● **Your assignment**
What's wanted is each entry repeated verbatim, minus its images.

● **Web page and app entries**
_ _ _

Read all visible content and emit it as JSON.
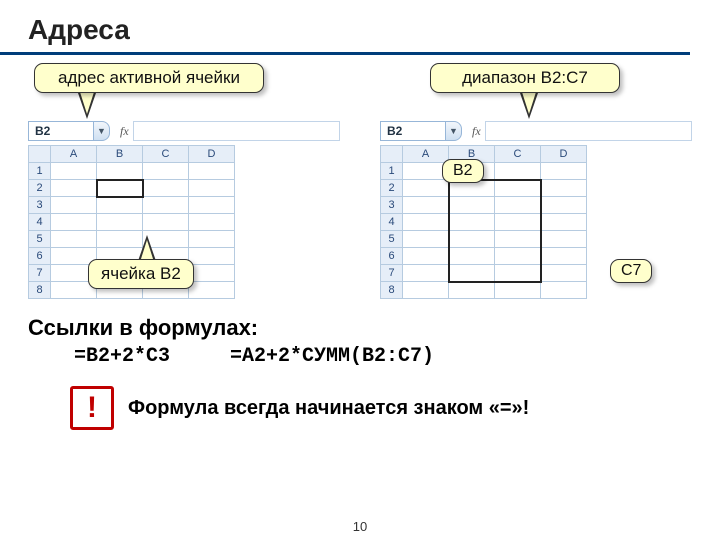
{
  "title": "Адреса",
  "callouts": {
    "active_addr": "адрес активной ячейки",
    "range": "диапазон B2:C7",
    "cell": "ячейка B2",
    "b2": "B2",
    "c7": "C7"
  },
  "sheet": {
    "namebox": "B2",
    "fx_label": "fx",
    "cols": [
      "A",
      "B",
      "C",
      "D"
    ],
    "rows": [
      "1",
      "2",
      "3",
      "4",
      "5",
      "6",
      "7",
      "8"
    ]
  },
  "links": {
    "heading": "Ссылки в формулах:",
    "f1": "=B2+2*C3",
    "f2": "=A2+2*СУММ(B2:C7)"
  },
  "warning": {
    "mark": "!",
    "text": "Формула всегда начинается знаком «=»!"
  },
  "page": "10"
}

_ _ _

● **Exercise response**
Read all visible content and emit it as JSON.
{
  "title": "Адреса",
  "callouts": {
    "active_addr": "адрес активной ячейки",
    "range": "диапазон B2:C7",
    "cell": "ячейка B2",
    "b2": "B2",
    "c7": "C7"
  },
  "sheet": {
    "namebox": "B2",
    "fx_label": "fx",
    "cols": [
      "A",
      "B",
      "C",
      "D"
    ],
    "rows": [
      "1",
      "2",
      "3",
      "4",
      "5",
      "6",
      "7",
      "8"
    ]
  },
  "links": {
    "heading": "Ссылки в формулах:",
    "f1": "=B2+2*C3",
    "f2": "=A2+2*СУММ(B2:C7)"
  },
  "warning": {
    "mark": "!",
    "text": "Формула всегда начинается знаком «=»!"
  },
  "page": "10"
}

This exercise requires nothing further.